It came to a head (or seemed to) a week or so ago when Fox News Channel commentator Glenn Beck lobbed a volley by challenging anyone who belongs to a church that promotes social justice to leave it. I’m usually all over the news of the day, but must admit I first heard this from a caller live on the air on a radio show, and had to react quickly. My first reaction was….‘he said that?!’ Yes, and the caller was so distraught he wished we could just drop the term ‘social justice’ from common usage.
Is that the answer? Or do we try to reclaim its original definition and clarify the Catholic social teaching behind it?
Let’s define terms, so we know what we’re talking about. Apply Socratic questioning.
The art of Socratic questioning is intimately connected with critical thinking because the art of questioning is important to excellence of thought.
We need critical thinking right now. And can only hope for excellence of thought.
In articles I researched on Glenn Beck’s dispute with “social justice”, buzzwords abounded, like ‘demogoguery‘, ‘leftist hack’, ‘right-wing ideologue’, ‘gasbag’, and so on. That language doesn’t advance any conversation.
What is Catholic social teaching, and what does it have to do with social justice?
OneÂ of my longtime reference books isÂ ‘An Introduction to Catholic Social Teaching” by Rodger Charles S.J., (Ignatius Press).Â Good time to refer to it.
Since man must be free to choose his own eternal destiny, he must have political and economic freedom, and for this reason the Church is not politically partisan; her social teaching is not a party programme, though different parties will find similarities between her moral guidance and their policies.
Point two, on the good of the community:
No man is an island. While ability to run one’s own affairs and be independent is essential for the common good, this does not mean that persons, families and intermediate socieites are not entitled to help from their fellow citizens when they need it. On the contrary, it is solidarity which demands it, and this is summed up in the concept of ‘subsidiarity’ [from the Latin subsidium which means ‘help]. It states that persons, families and smaller organisations who need help in overcoming the problems which prevent them from fulfilling their potential, must be given it; the help given, and the manner in which it is given, should have the aim of making those who receive the help independent again as soon as possible.
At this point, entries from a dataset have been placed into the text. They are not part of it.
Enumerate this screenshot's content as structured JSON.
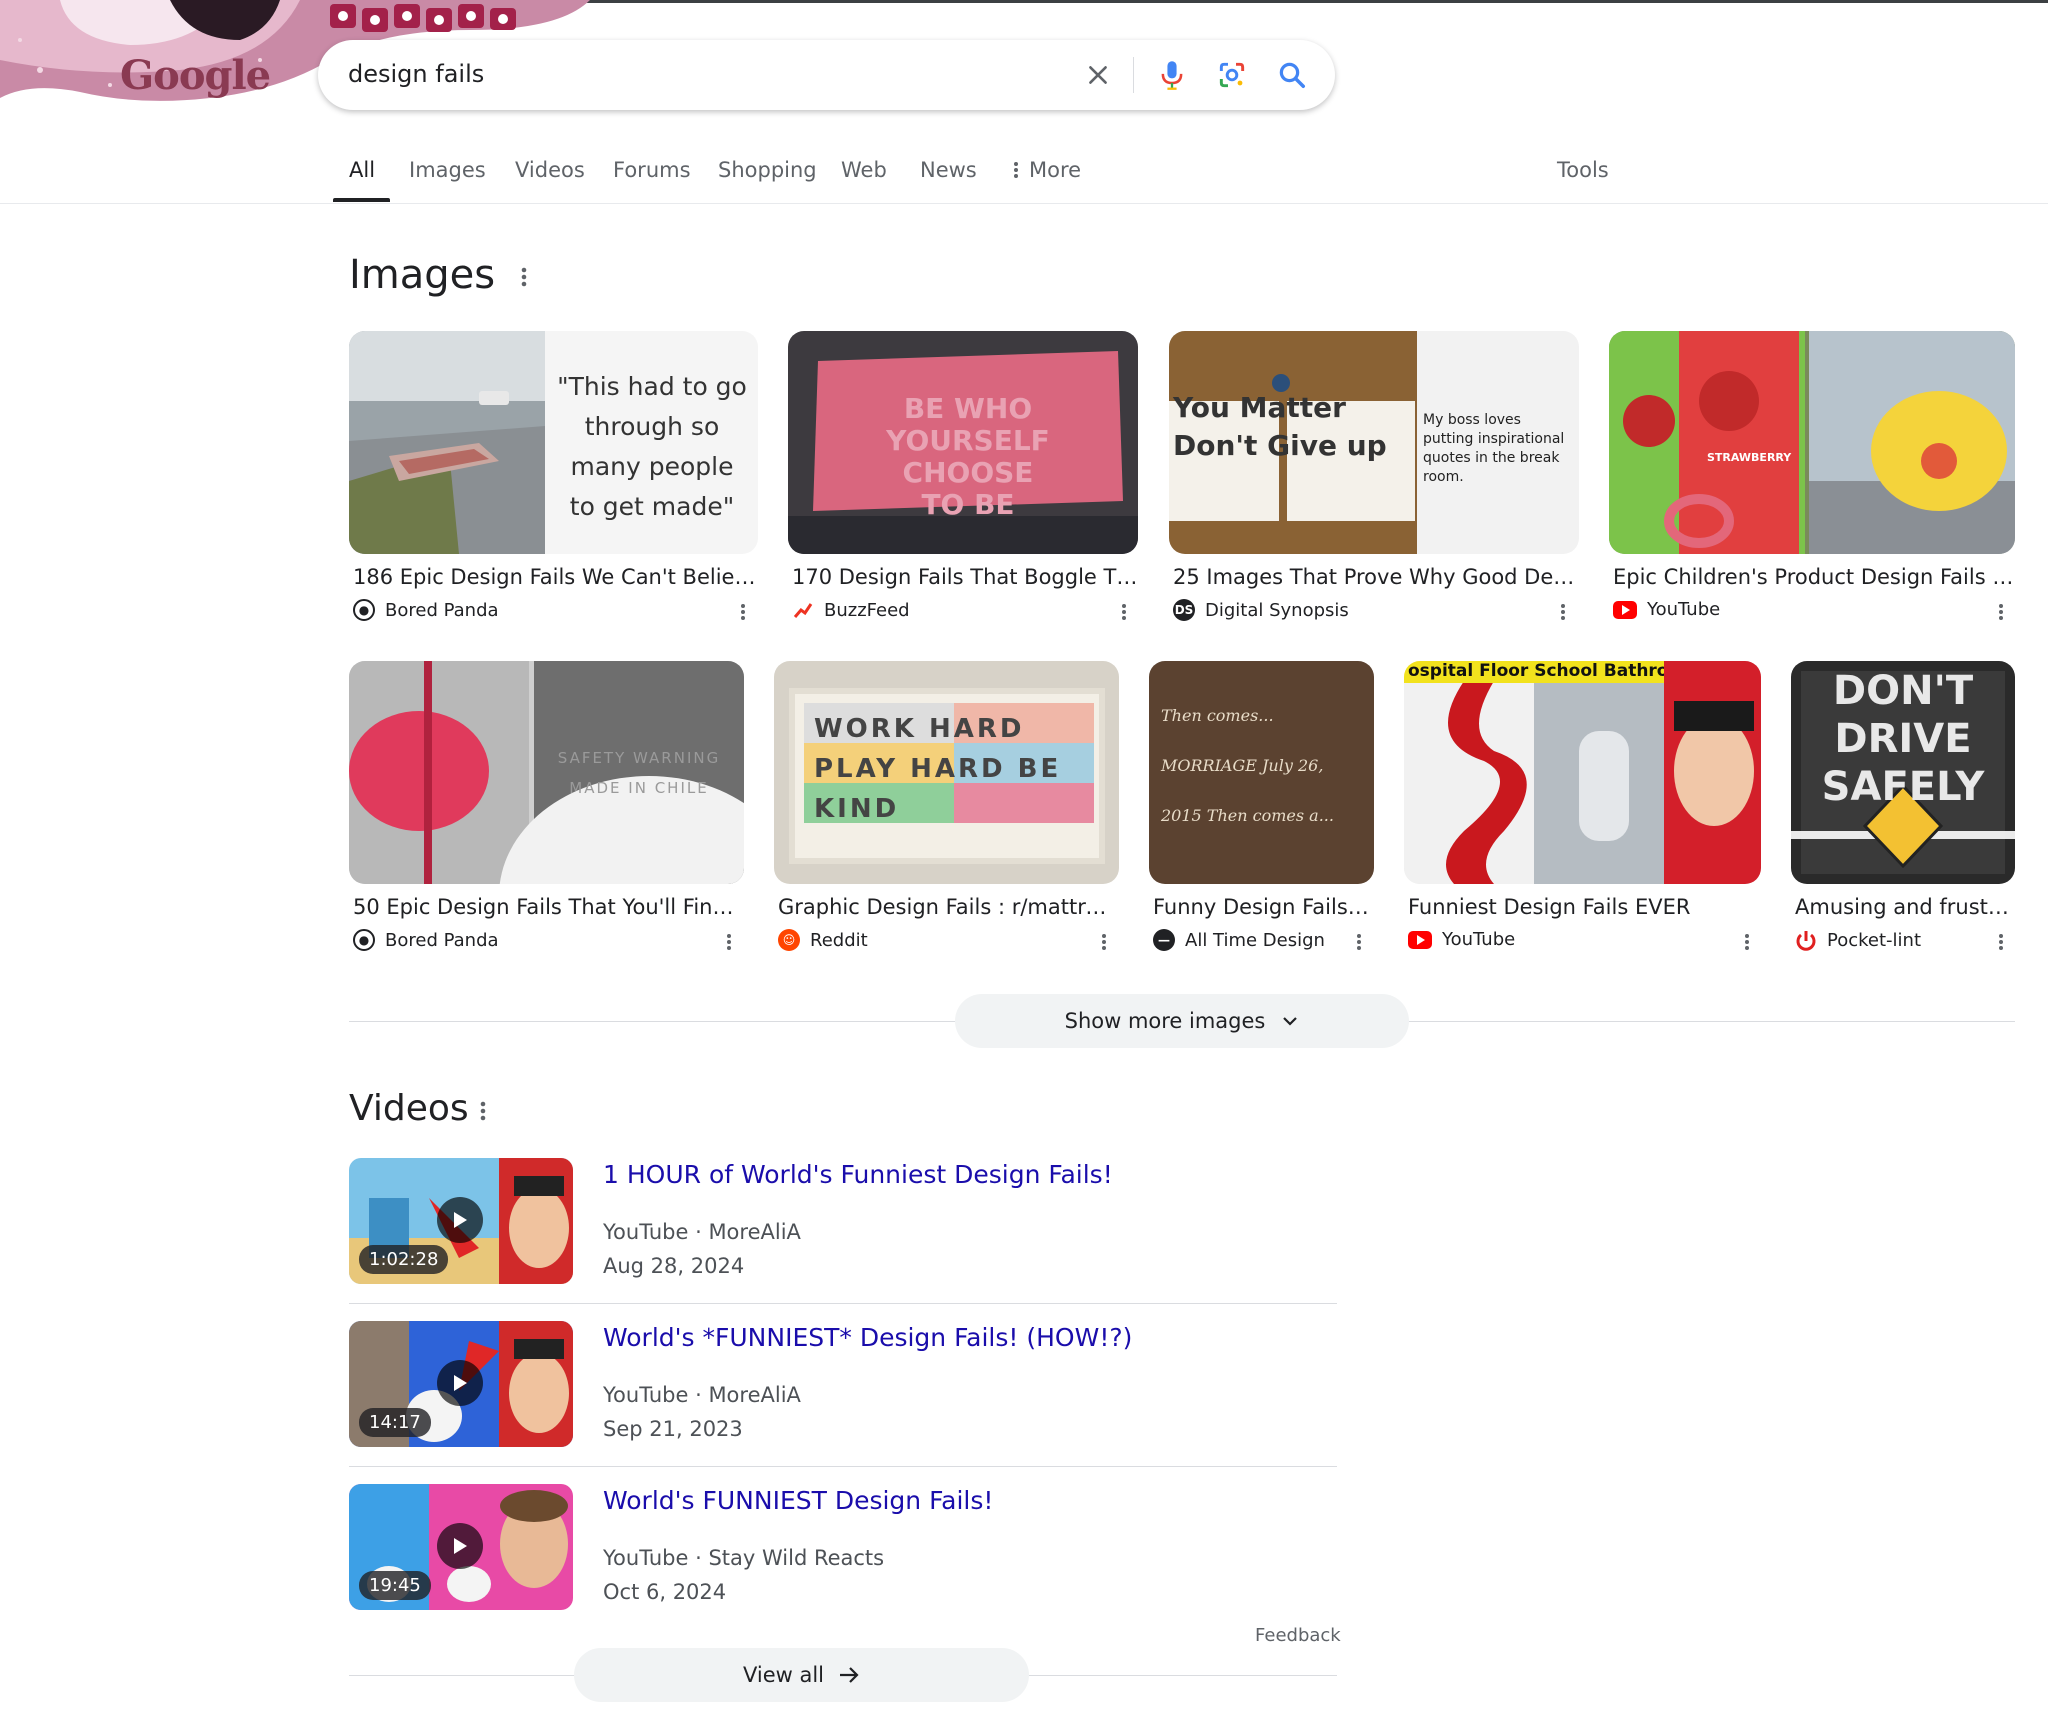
{
  "search": {
    "query": "design fails"
  },
  "logo": {
    "text": "Google"
  },
  "tabs": [
    {
      "label": "All",
      "active": true
    },
    {
      "label": "Images"
    },
    {
      "label": "Videos"
    },
    {
      "label": "Forums"
    },
    {
      "label": "Shopping"
    },
    {
      "label": "Web"
    },
    {
      "label": "News"
    },
    {
      "label": "More"
    }
  ],
  "tools_label": "Tools",
  "images_section": {
    "title": "Images",
    "cards": [
      {
        "title": "186 Epic Design Fails We Can't Believe...",
        "source": "Bored Panda",
        "thumb_text": "\"This had to go through so many people to get made\""
      },
      {
        "title": "170 Design Fails That Boggle The...",
        "source": "BuzzFeed",
        "thumb_text": "BE WHO YOURSELF CHOOSE TO BE"
      },
      {
        "title": "25 Images That Prove Why Good Desig...",
        "source": "Digital Synopsis",
        "thumb_text": "You Matter Don't Give up",
        "thumb_caption": "My boss loves putting inspirational quotes in the break room."
      },
      {
        "title": "Epic Children's Product Design Fails Th...",
        "source": "YouTube",
        "thumb_text": "STRAWBERRY"
      },
      {
        "title": "50 Epic Design Fails That You'll Find ...",
        "source": "Bored Panda",
        "thumb_text": "SAFETY WARNING MADE IN CHILE"
      },
      {
        "title": "Graphic Design Fails : r/mattrose",
        "source": "Reddit",
        "thumb_text": "WORK HARD PLAY HARD BE KIND"
      },
      {
        "title": "Funny Design Fails | ...",
        "source": "All Time Design",
        "thumb_text": "Then comes... MORRIAGE July 26, 2015 Then comes a..."
      },
      {
        "title": "Funniest Design Fails EVER",
        "source": "YouTube",
        "thumb_text": "ospital Floor School Bathroom"
      },
      {
        "title": "Amusing and frustra...",
        "source": "Pocket-lint",
        "thumb_text": "DON'T DRIVE SAFELY"
      }
    ],
    "show_more_label": "Show more images"
  },
  "videos_section": {
    "title": "Videos",
    "items": [
      {
        "title": "1 HOUR of World's Funniest Design Fails!",
        "platform": "YouTube",
        "channel": "MoreAliA",
        "date": "Aug 28, 2024",
        "duration": "1:02:28"
      },
      {
        "title": "World's *FUNNIEST* Design Fails! (HOW!?)",
        "platform": "YouTube",
        "channel": "MoreAliA",
        "date": "Sep 21, 2023",
        "duration": "14:17"
      },
      {
        "title": "World's FUNNIEST Design Fails!",
        "platform": "YouTube",
        "channel": "Stay Wild Reacts",
        "date": "Oct 6, 2024",
        "duration": "19:45"
      }
    ],
    "feedback_label": "Feedback",
    "view_all_label": "View all"
  },
  "colors": {
    "link": "#1a0dab",
    "youtube_red": "#ff0000",
    "reddit_orange": "#ff4500"
  }
}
Subsidiarity sums up the Christian obligation to help others in their need, when unemployment, poverty or serious sickness of any form prevent them from supporting themselves. HoweverÂ [emphasis mine],Â since the aim of this help is to try to make people independent again, it should only be temporary.
In other words, this is not advocating a nanny-state, and in fact is advocating against it. Which the Church has done in many documents. Like this one:
Neither the state nor any society must substitute itself for the initiative ad resonsibility of individuals or intermediate communities at the level at which they can function, nor must they take away the room necessary for their freedom. Hence the Church’s social doctrine is opposed to all forms of collectivism. [Libertatis Conscientia 73]
That’s a key statement.
But this latest agitation provides an opportunity to take a closer look at the largerÂ questions and that’s a good thing. The Acton Institute is one of my favorite sources for critical thinking on social issues. Check out the resources on their blog, and note theÂ events at bottom. Â I encourage people to make any of them possible, they’re always rich and provocative. I’ll be attending the one in Chicago.